Mr. Moore of the safe medication practices group said his study found Chantix to have the most disproportionate association with violence of the 1,700 drugs his group studies.
There are numerous clinical Pfizer studies stating Chantix is safe and effective that the FDA reviewed before approving its use in 2006. But those early trials didn't include real-life conditions of smokers, which can include mental conditions and chronic illnesses.
But since the drug went on the market, the FDA has received reports of 279 suicides, 9,600 serious adverse events and 30,000 adverse events. None has been confirmed to be linked directly to Chantix, but the FDA uses such events to spot potential drug effects and help determine whether health-risk labeling is required.
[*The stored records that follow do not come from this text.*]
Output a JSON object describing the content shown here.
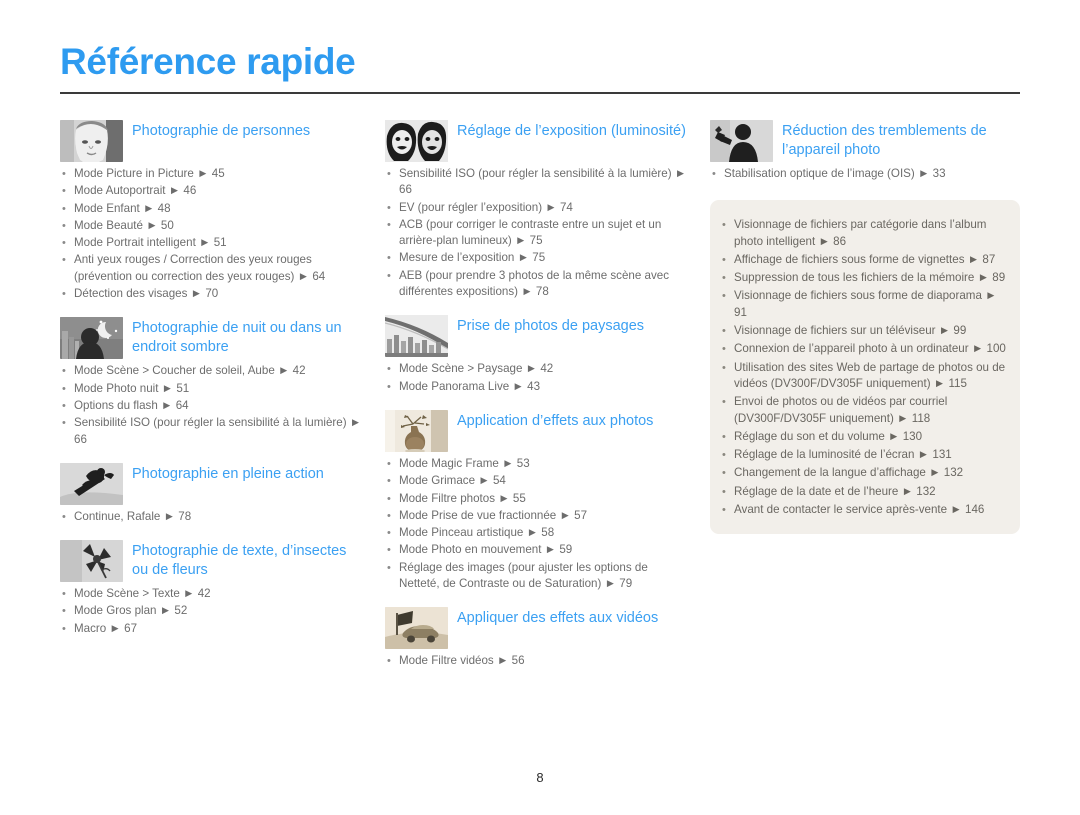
{
  "document": {
    "title": "Référence rapide",
    "page_number": "8",
    "accent_color": "#2e9bf0",
    "heading_color": "#3ba0f2",
    "body_text_color": "#6d6d6d",
    "info_box_color": "#f2efea"
  },
  "columns": [
    {
      "sections": [
        {
          "icon": "portrait-face-thumbnail",
          "title": "Photographie de personnes",
          "items": [
            "Mode Picture in Picture ► 45",
            "Mode Autoportrait ► 46",
            "Mode Enfant ► 48",
            "Mode Beauté ► 50",
            "Mode Portrait intelligent ► 51",
            "Anti yeux rouges / Correction des yeux rouges (prévention ou correction des yeux rouges) ► 64",
            "Détection des visages ► 70"
          ]
        },
        {
          "icon": "night-scene-thumbnail",
          "title": "Photographie de nuit ou dans un endroit sombre",
          "items": [
            "Mode Scène > Coucher de soleil, Aube ► 42",
            "Mode Photo nuit ► 51",
            "Options du flash ► 64",
            "Sensibilité ISO (pour régler la sensibilité à la lumière) ► 66"
          ]
        },
        {
          "icon": "snowboarder-action-thumbnail",
          "title": "Photographie en pleine action",
          "items": [
            "Continue, Rafale ► 78"
          ]
        },
        {
          "icon": "flower-macro-thumbnail",
          "title": "Photographie de texte, d’insectes ou de fleurs",
          "items": [
            "Mode Scène > Texte ► 42",
            "Mode Gros plan ► 52",
            "Macro ► 67"
          ]
        }
      ]
    },
    {
      "sections": [
        {
          "icon": "two-faces-exposure-thumbnail",
          "title": "Réglage de l’exposition (luminosité)",
          "items": [
            "Sensibilité ISO (pour régler la sensibilité à la lumière) ► 66",
            "EV (pour régler l’exposition) ► 74",
            "ACB (pour corriger le contraste entre un sujet et un arrière-plan lumineux) ► 75",
            "Mesure de l’exposition ► 75",
            "AEB (pour prendre 3 photos de la même scène avec différentes expositions) ► 78"
          ]
        },
        {
          "icon": "bridge-landscape-thumbnail",
          "title": "Prise de photos de paysages",
          "items": [
            "Mode Scène > Paysage ► 42",
            "Mode Panorama Live ► 43"
          ]
        },
        {
          "icon": "vase-effects-thumbnail",
          "title": "Application d’effets aux photos",
          "items": [
            "Mode Magic Frame ► 53",
            "Mode Grimace ► 54",
            "Mode Filtre photos ► 55",
            "Mode Prise de vue fractionnée ► 57",
            "Mode Pinceau artistique ► 58",
            "Mode Photo en mouvement ► 59",
            "Réglage des images (pour ajuster les options de Netteté, de Contraste ou de Saturation) ► 79"
          ]
        },
        {
          "icon": "car-video-effects-thumbnail",
          "title": "Appliquer des effets aux vidéos",
          "items": [
            "Mode Filtre vidéos ► 56"
          ]
        }
      ]
    },
    {
      "sections": [
        {
          "icon": "camera-shake-person-thumbnail",
          "title": "Réduction des tremblements de l’appareil photo",
          "items": [
            "Stabilisation optique de l’image (OIS) ► 33"
          ]
        }
      ],
      "info_box": {
        "items": [
          "Visionnage de fichiers par catégorie dans l’album photo intelligent ► 86",
          "Affichage de fichiers sous forme de vignettes ► 87",
          "Suppression de tous les fichiers de la mémoire ► 89",
          "Visionnage de fichiers sous forme de diaporama ► 91",
          "Visionnage de fichiers sur un téléviseur ► 99",
          "Connexion de l’appareil photo à un ordinateur ► 100",
          "Utilisation des sites Web de partage de photos ou de vidéos (DV300F/DV305F uniquement) ► 115",
          "Envoi de photos ou de vidéos par courriel (DV300F/DV305F uniquement) ► 118",
          "Réglage du son et du volume ► 130",
          "Réglage de la luminosité de l’écran ► 131",
          "Changement de la langue d’affichage ► 132",
          "Réglage de la date et de l’heure ► 132",
          "Avant de contacter le service après-vente ► 146"
        ]
      }
    }
  ]
}
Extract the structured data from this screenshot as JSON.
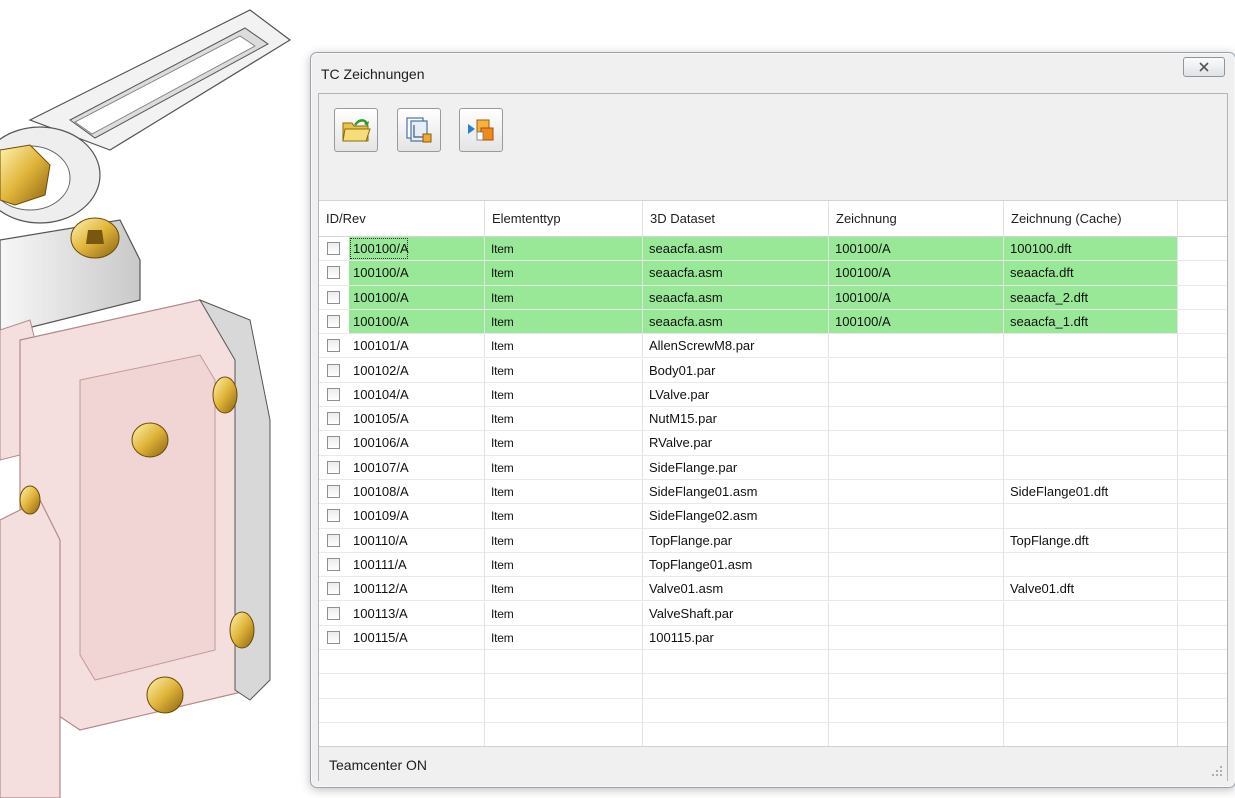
{
  "window": {
    "title": "TC Zeichnungen"
  },
  "toolbar": {
    "buttons": [
      {
        "icon": "open-folder-icon"
      },
      {
        "icon": "drawing-view-icon"
      },
      {
        "icon": "transfer-icon"
      }
    ]
  },
  "table": {
    "columns": [
      "ID/Rev",
      "Elemtenttyp",
      "3D Dataset",
      "Zeichnung",
      "Zeichnung (Cache)"
    ],
    "rows": [
      {
        "id": "100100/A",
        "type": "Item",
        "dataset": "seaacfa.asm",
        "drawing": "100100/A",
        "cache": "100100.dft",
        "highlight": true
      },
      {
        "id": "100100/A",
        "type": "Item",
        "dataset": "seaacfa.asm",
        "drawing": "100100/A",
        "cache": "seaacfa.dft",
        "highlight": true
      },
      {
        "id": "100100/A",
        "type": "Item",
        "dataset": "seaacfa.asm",
        "drawing": "100100/A",
        "cache": "seaacfa_2.dft",
        "highlight": true
      },
      {
        "id": "100100/A",
        "type": "Item",
        "dataset": "seaacfa.asm",
        "drawing": "100100/A",
        "cache": "seaacfa_1.dft",
        "highlight": true
      },
      {
        "id": "100101/A",
        "type": "Item",
        "dataset": "AllenScrewM8.par",
        "drawing": "",
        "cache": ""
      },
      {
        "id": "100102/A",
        "type": "Item",
        "dataset": "Body01.par",
        "drawing": "",
        "cache": ""
      },
      {
        "id": "100104/A",
        "type": "Item",
        "dataset": "LValve.par",
        "drawing": "",
        "cache": ""
      },
      {
        "id": "100105/A",
        "type": "Item",
        "dataset": "NutM15.par",
        "drawing": "",
        "cache": ""
      },
      {
        "id": "100106/A",
        "type": "Item",
        "dataset": "RValve.par",
        "drawing": "",
        "cache": ""
      },
      {
        "id": "100107/A",
        "type": "Item",
        "dataset": "SideFlange.par",
        "drawing": "",
        "cache": ""
      },
      {
        "id": "100108/A",
        "type": "Item",
        "dataset": "SideFlange01.asm",
        "drawing": "",
        "cache": "SideFlange01.dft"
      },
      {
        "id": "100109/A",
        "type": "Item",
        "dataset": "SideFlange02.asm",
        "drawing": "",
        "cache": ""
      },
      {
        "id": "100110/A",
        "type": "Item",
        "dataset": "TopFlange.par",
        "drawing": "",
        "cache": "TopFlange.dft"
      },
      {
        "id": "100111/A",
        "type": "Item",
        "dataset": "TopFlange01.asm",
        "drawing": "",
        "cache": ""
      },
      {
        "id": "100112/A",
        "type": "Item",
        "dataset": "Valve01.asm",
        "drawing": "",
        "cache": "Valve01.dft"
      },
      {
        "id": "100113/A",
        "type": "Item",
        "dataset": "ValveShaft.par",
        "drawing": "",
        "cache": ""
      },
      {
        "id": "100115/A",
        "type": "Item",
        "dataset": "100115.par",
        "drawing": "",
        "cache": ""
      }
    ]
  },
  "status": {
    "text": "Teamcenter ON"
  },
  "colors": {
    "highlight_row": "#98e898",
    "dialog_bg": "#f0f0f0"
  }
}
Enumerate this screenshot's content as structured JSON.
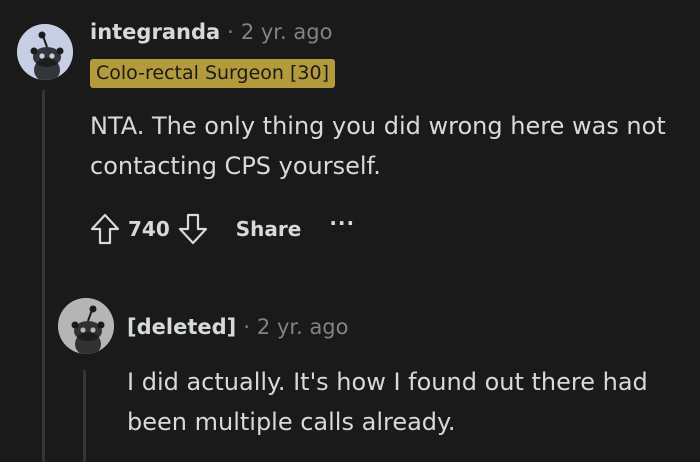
{
  "comment": {
    "author": "integranda",
    "separator": "·",
    "time": "2 yr. ago",
    "flair": "Colo-rectal Surgeon [30]",
    "body": "NTA. The only thing you did wrong here was not contacting CPS yourself.",
    "score": "740",
    "share_label": "Share",
    "more_label": "···",
    "icons": {
      "upvote": "upvote-arrow-icon",
      "downvote": "downvote-arrow-icon",
      "avatar": "snoo-avatar-icon"
    },
    "colors": {
      "flair_bg": "#b39b3b",
      "background": "#1a1a1b",
      "meta": "#818384"
    }
  },
  "reply": {
    "author": "[deleted]",
    "separator": "·",
    "time": "2 yr. ago",
    "body": "I did actually. It's how I found out there had been multiple calls already."
  }
}
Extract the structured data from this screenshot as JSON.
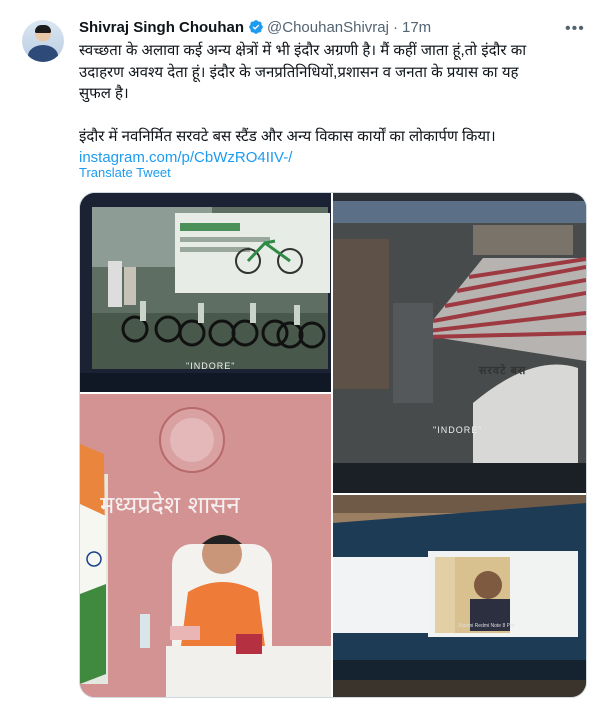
{
  "tweet": {
    "author_name": "Shivraj Singh Chouhan",
    "handle": "@ChouhanShivraj",
    "separator": "·",
    "time": "17m",
    "more_label": "•••",
    "text_line1": "स्वच्छता के अलावा कई अन्य क्षेत्रों में भी इंदौर अग्रणी है। मैं कहीं जाता हूं,तो इंदौर का",
    "text_line2": "उदाहरण अवश्य देता हूं। इंदौर के जनप्रतिनिधियों,प्रशासन व जनता के प्रयास का यह",
    "text_line3": "सुफल है।",
    "text_line4": "इंदौर में नवनिर्मित सरवटे बस स्टैंड और अन्य विकास कार्यों का लोकार्पण किया।",
    "link": "instagram.com/p/CbWzRO4IIV-/",
    "translate_label": "Translate Tweet"
  },
  "media": {
    "photo1_caption": "\"INDORE\"",
    "photo2_caption": "\"INDORE\"",
    "photo2_sign": "सरवटे बस",
    "photo3_banner": "मध्यप्रदेश शासन",
    "photo4_label": "Xiaomi Redmi Note 8 Pro"
  },
  "colors": {
    "accent": "#1d9bf0",
    "secondary": "#536471",
    "border": "#cfd9de"
  }
}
Although Chantix now carries a black-box warning, the lawsuit filed by the Wain couple's estate says no such warning was on the product when Mr. Wain received his prescription in 2007.
Despite repeated denials that Chantix use can cause behavioral changes, Pfizer told Congress in August 2008 that prior to Nov. 20, 2007, it had received 322 reports of suicidal thoughts, 37 reports of suicide attempts or suicidal behavior and 16 reports of completed suicides.
Pfizer, however, said it has acted responsibly at all times in regard to Chantix.
"To date, Chantix has been studied in more than 30 clinical trials involving more than 80,000 smokers who took the medicine, and none of them found any reliable scientific evidence that Chantix causes the neuropsychiatric events alleged in many of the lawsuits," it said. "The company is continuing to study the medicine in certain populations and will vigorously defend it in the litigation."
But the Wain estate lawsuit claims available data "is inconclusive, but suggests the efficacy of Chantix appears to be no better than placebo or the nicotine patch."
The lawsuit also says the Wain children "have suffered mental anguish, pain and distress, torment, suffering, and emotional distress by unexpectedly and shockingly finding their parents had been killed."
First Published May 31, 2011 12:00 am